Colombian geologist Sara Polanco uses computer game-like river modeling software to understand the processes that create and connect river networks, hopefully providing the tools to help better manage water resources in the future .
“This software allows me to simulate the evolution of rivers under different scenarios,” says Polanco. “In a way, it’s like a video game in which I create different worlds, based on real landscapes, and I control the formation of mountains, the climate and sea level.”
She is currently a lecturer in the School of Geosciences at the University of Sydney and says that despite the key role rivers play in society, more research is needed to understand the fundamental factors that cause rivers to change over time. millions of years.
“Rivers are our planet’s bloodlines…they provide water, nutrients and living space for over 90% of the human population,” she says, adding that the greatest opportunity of this project is that a controlled virtual environment allows it to provide key information to sustainably manage groundwater resources stored in ancient river deposits.

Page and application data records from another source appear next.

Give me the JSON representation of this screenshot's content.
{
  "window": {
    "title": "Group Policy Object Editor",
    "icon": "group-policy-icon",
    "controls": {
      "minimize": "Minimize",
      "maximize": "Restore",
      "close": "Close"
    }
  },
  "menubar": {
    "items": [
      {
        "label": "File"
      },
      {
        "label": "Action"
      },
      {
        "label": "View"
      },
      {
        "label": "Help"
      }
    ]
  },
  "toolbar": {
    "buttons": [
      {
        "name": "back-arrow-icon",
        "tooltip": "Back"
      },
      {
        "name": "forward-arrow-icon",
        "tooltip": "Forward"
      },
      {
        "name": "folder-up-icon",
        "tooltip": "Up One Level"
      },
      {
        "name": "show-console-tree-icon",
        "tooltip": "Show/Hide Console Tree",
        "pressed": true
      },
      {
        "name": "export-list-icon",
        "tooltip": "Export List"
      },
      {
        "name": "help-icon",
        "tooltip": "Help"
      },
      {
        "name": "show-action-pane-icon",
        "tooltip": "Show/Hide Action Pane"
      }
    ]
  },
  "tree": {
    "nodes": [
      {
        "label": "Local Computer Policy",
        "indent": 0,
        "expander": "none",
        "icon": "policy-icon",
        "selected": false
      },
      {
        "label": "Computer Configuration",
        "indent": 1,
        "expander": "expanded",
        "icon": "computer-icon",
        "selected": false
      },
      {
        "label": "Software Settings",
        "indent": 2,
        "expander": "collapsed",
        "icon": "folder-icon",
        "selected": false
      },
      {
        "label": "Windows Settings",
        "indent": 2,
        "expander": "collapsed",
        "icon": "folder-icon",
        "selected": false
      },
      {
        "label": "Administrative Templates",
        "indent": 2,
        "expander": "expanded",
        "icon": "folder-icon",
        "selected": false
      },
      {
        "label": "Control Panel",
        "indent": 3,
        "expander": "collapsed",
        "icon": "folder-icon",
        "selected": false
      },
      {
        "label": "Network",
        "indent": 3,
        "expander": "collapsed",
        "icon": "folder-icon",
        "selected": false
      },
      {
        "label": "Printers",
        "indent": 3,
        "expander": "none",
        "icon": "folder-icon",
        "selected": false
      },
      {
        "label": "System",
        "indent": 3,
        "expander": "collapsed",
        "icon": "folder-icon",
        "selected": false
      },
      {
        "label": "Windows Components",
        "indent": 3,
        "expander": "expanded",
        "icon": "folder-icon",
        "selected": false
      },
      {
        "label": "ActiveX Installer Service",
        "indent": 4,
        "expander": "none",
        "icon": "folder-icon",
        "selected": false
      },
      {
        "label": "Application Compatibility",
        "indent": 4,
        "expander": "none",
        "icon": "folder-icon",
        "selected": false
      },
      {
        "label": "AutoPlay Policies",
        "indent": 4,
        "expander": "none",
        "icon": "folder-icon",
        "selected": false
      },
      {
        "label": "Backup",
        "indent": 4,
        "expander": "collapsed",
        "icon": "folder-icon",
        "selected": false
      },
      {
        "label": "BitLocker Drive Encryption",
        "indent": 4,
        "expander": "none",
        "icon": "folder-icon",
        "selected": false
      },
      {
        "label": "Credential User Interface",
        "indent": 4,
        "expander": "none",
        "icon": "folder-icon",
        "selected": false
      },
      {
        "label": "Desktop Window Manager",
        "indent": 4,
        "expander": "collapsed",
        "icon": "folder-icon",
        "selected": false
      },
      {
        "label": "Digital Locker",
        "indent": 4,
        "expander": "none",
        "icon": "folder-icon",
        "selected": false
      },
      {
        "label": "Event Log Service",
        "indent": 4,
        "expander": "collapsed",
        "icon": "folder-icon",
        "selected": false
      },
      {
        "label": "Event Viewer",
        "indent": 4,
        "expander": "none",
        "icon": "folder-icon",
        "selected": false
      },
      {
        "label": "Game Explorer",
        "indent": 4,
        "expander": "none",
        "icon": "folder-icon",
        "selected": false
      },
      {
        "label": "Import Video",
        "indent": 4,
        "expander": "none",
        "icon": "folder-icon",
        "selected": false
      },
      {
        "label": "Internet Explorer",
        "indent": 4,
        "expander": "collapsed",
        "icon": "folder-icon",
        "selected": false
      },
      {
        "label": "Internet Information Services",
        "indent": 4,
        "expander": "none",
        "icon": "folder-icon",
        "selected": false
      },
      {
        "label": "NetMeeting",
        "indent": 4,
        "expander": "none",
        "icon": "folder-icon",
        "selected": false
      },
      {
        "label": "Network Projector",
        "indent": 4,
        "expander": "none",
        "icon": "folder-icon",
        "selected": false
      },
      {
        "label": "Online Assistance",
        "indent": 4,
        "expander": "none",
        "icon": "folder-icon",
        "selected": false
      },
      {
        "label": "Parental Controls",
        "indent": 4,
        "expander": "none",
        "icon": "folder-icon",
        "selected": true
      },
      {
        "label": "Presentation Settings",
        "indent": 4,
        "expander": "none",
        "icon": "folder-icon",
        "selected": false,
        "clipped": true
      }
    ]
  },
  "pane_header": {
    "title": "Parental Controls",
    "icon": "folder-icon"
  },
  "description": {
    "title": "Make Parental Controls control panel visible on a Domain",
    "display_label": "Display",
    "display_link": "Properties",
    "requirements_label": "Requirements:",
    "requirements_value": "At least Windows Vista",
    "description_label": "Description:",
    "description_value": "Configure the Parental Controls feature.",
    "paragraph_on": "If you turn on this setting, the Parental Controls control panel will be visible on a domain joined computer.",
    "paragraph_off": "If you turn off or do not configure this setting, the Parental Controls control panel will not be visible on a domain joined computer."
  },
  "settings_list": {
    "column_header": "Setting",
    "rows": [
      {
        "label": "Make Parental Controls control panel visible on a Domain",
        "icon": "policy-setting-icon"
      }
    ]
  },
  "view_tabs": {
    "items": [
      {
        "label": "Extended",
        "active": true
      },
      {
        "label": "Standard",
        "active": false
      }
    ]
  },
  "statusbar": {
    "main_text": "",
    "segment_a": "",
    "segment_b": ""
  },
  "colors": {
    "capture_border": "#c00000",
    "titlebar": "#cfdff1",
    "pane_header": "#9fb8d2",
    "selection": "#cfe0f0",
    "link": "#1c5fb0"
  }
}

“The lack of basic understanding of the evolution of rivers hampers humanity’s ability to prepare for their future environmental changes and to effectively manage the water resources stored in their ancient underground river deposits,” Polanco said.
From the Andes to Australia
Polanco says she grew up in Colombia, surrounded by the Andes.
“As a child, these tremendous landscapes stimulated a deep curiosity in me,” she says, “I spent hours wondering how these mountains and rivers formed and dictated where we lived.”
Polanco says she had a Eureka moment in high school when she learned how fractal geometry could be used to measure the overall “roughness” of coastlines, river basins and mountains.
“To combine my passion for landscapes and science, I decided to do my undergraduate degree in Earth Sciences,” she says, “It was then that I learned many fascinating aspects of Australian geology.
Polanco wondered why the old Australian landscapes were so different from the young Colombian topography
“Why do some rivers flow into central Australia instead of the sea?” she says, “Why do these Australian rivers and lakes only fill four times a century?”
During her undergraduate studies, Polanco says, living in Australia and studying one of these landscapes seemed like an unattainable dream.
“To move towards realizing my dream, I applied for a PhD in Australia where part of my doctoral research focused on understanding the unique river systems of Kati Thanda-Lake Eyre, the lake that gave me captivated since I was an undergraduate in Colombia,” she says, adding that she has now lived for ten years in Australia, a place I now call home.
“I also live surrounded by 200 million year old fluvial deposits in the Blue Mountains, which are a constant source of inspiration,” says Polanco.
Another Colombian researcher with a passion for geology and water resources is Miriam Rios-Sanchez.
Rios-Sanchez was pursuing a major in geology and training as a volcanologist before a quirk of fate took her into the field of hydrogeology, the study of where and how groundwater moves through the earth’s crust.